- Exercise: Output the following data exactly.

(Dataset entries)

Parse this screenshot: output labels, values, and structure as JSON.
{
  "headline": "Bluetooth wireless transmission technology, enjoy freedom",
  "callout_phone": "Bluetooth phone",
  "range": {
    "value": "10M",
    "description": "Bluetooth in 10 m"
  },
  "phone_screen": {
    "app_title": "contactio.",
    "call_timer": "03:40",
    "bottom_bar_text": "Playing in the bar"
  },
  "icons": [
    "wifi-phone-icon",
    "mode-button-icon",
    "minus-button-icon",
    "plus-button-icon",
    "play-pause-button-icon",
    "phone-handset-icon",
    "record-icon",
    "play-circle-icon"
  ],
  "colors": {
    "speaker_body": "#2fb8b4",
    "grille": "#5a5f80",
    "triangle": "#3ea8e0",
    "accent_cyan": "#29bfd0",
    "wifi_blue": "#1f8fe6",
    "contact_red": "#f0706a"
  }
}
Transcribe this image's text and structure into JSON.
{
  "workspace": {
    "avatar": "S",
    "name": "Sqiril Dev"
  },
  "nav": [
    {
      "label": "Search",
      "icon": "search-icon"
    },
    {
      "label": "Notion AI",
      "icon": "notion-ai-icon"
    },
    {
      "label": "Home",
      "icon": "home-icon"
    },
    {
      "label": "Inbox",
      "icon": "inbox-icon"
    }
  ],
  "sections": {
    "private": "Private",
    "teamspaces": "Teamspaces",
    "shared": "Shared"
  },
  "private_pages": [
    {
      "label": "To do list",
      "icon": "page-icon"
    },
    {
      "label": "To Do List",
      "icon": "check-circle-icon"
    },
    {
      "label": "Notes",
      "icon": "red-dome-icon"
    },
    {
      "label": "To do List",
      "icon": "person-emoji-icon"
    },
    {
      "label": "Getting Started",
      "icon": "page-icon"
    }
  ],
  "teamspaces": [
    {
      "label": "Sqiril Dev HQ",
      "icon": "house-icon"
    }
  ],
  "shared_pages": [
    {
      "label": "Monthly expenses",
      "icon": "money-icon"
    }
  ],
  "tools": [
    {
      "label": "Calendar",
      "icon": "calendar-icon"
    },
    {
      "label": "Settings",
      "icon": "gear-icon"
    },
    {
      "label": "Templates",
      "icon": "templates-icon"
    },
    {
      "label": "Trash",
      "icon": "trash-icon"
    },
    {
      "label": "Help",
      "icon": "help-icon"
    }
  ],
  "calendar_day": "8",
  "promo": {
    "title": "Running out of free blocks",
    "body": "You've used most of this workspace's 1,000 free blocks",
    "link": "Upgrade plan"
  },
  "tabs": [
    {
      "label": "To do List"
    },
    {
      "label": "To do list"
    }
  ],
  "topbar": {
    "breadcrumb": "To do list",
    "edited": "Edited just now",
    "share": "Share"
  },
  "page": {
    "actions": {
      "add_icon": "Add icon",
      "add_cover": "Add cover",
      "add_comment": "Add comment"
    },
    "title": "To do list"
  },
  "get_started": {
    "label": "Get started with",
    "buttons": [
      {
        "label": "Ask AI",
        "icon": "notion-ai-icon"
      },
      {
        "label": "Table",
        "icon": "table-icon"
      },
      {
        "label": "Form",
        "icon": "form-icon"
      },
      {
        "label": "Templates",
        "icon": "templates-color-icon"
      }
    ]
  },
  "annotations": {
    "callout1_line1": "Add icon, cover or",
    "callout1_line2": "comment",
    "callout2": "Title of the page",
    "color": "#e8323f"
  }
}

- Exercise result:
Parse this screenshot: output labels, values, and structure as JSON.
{
  "headline": "Bluetooth wireless transmission technology, enjoy freedom",
  "callout_phone": "Bluetooth phone",
  "range": {
    "value": "10M",
    "description": "Bluetooth in 10 m"
  },
  "phone_screen": {
    "app_title": "contactio.",
    "call_timer": "03:40",
    "bottom_bar_text": "Playing in the bar"
  },
  "icons": [
    "wifi-phone-icon",
    "mode-button-icon",
    "minus-button-icon",
    "plus-button-icon",
    "play-pause-button-icon",
    "phone-handset-icon",
    "record-icon",
    "play-circle-icon"
  ],
  "colors": {
    "speaker_body": "#2fb8b4",
    "grille": "#5a5f80",
    "triangle": "#3ea8e0",
    "accent_cyan": "#29bfd0",
    "wifi_blue": "#1f8fe6",
    "contact_red": "#f0706a"
  }
}
Transcribe this image's text and structure into JSON.
{
  "workspace": {
    "avatar": "S",
    "name": "Sqiril Dev"
  },
  "nav": [
    {
      "label": "Search",
      "icon": "search-icon"
    },
    {
      "label": "Notion AI",
      "icon": "notion-ai-icon"
    },
    {
      "label": "Home",
      "icon": "home-icon"
    },
    {
      "label": "Inbox",
      "icon": "inbox-icon"
    }
  ],
  "sections": {
    "private": "Private",
    "teamspaces": "Teamspaces",
    "shared": "Shared"
  },
  "private_pages": [
    {
      "label": "To do list",
      "icon": "page-icon"
    },
    {
      "label": "To Do List",
      "icon": "check-circle-icon"
    },
    {
      "label": "Notes",
      "icon": "red-dome-icon"
    },
    {
      "label": "To do List",
      "icon": "person-emoji-icon"
    },
    {
      "label": "Getting Started",
      "icon": "page-icon"
    }
  ],
  "teamspaces": [
    {
      "label": "Sqiril Dev HQ",
      "icon": "house-icon"
    }
  ],
  "shared_pages": [
    {
      "label": "Monthly expenses",
      "icon": "money-icon"
    }
  ],
  "tools": [
    {
      "label": "Calendar",
      "icon": "calendar-icon"
    },
    {
      "label": "Settings",
      "icon": "gear-icon"
    },
    {
      "label": "Templates",
      "icon": "templates-icon"
    },
    {
      "label": "Trash",
      "icon": "trash-icon"
    },
    {
      "label": "Help",
      "icon": "help-icon"
    }
  ],
  "calendar_day": "8",
  "promo": {
    "title": "Running out of free blocks",
    "body": "You've used most of this workspace's 1,000 free blocks",
    "link": "Upgrade plan"
  },
  "tabs": [
    {
      "label": "To do List"
    },
    {
      "label": "To do list"
    }
  ],
  "topbar": {
    "breadcrumb": "To do list",
    "edited": "Edited just now",
    "share": "Share"
  },
  "page": {
    "actions": {
      "add_icon": "Add icon",
      "add_cover": "Add cover",
      "add_comment": "Add comment"
    },
    "title": "To do list"
  },
  "get_started": {
    "label": "Get started with",
    "buttons": [
      {
        "label": "Ask AI",
        "icon": "notion-ai-icon"
      },
      {
        "label": "Table",
        "icon": "table-icon"
      },
      {
        "label": "Form",
        "icon": "form-icon"
      },
      {
        "label": "Templates",
        "icon": "templates-color-icon"
      }
    ]
  },
  "annotations": {
    "callout1_line1": "Add icon, cover or",
    "callout1_line2": "comment",
    "callout2": "Title of the page",
    "color": "#e8323f"
  }
}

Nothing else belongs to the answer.